Posted by Dianna Jennings, Arizona USDA Special Projects Coordinator in Rural
Mar 20, 2013

Nobody in the audience was checking emails or text messages. No one was squirming and looking at the clock. In fact, all of the attendees were riveted to the presentations.

The event was a recent Revolving Loan Fund Roundtable sponsored by USDA Rural Development in Phoenix, Arizona.

Lyle Frederickson with Great Western Bank observed the attentiveness and speculated that was because the lenders in the room represented small communities…and rural communities are crying out now more than ever for help capitalizing their small businesses.

The attendees were a diverse group, including a tribe, regional economic groups, a council of governments, and small business representatives. Geographically they came in from towns more than 100 miles south near the Mexico border, from a reservation a 100 miles to the east, and from a community organization 150 miles to the north.

It was clear that access to capital for small, rural businesses is an important issue across Arizona!

Arizona State Director Alan Stephens kicked off the roundtable, emphasizing the focus of revolving loan programs on creating and saving jobs by providing access to capital.

The agenda included a presentation by Business Program Director Gary Mack on the various relending programs offered by USDA.  Business Program Specialist Jennifer Burton explained the Revolving Loan Fund user manual, provided an Intermediary Relending Program Ultimate Recipient Guide.

Longtime USDA RD partner Lyle Frederickson gave a presentation on lending tips for making prudent loans. He ought to know quite a bit about that! Lyle has been USDA Rural Development’s #1 commercial partner in Arizona over the past 17 years—responsible for over 25 USDA Business and Industry Guaranteed Loans. His personal observations were priceless lessons for others. Lyle emphasized the power of successful revolving loans, noting that “success is a force multiplier” for a community. Among the helpful information that Lyle shared was how he conquered the difficulties of lending on tribal lands.

Some folks filtered out of the conference room at the end of the scheduled four hour roundtable.

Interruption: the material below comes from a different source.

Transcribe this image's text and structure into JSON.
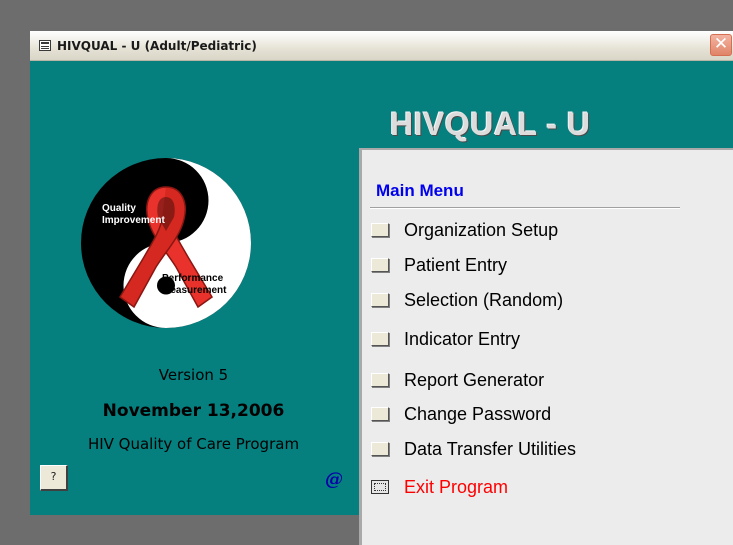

But two hours AFTER it was scheduled to end, many of the particpants were still in the room exchanging ideas on how to make successful loans!

To learn more about USDA business loan programs and how they can assist your rural business, click here.

Category/Topic: Rural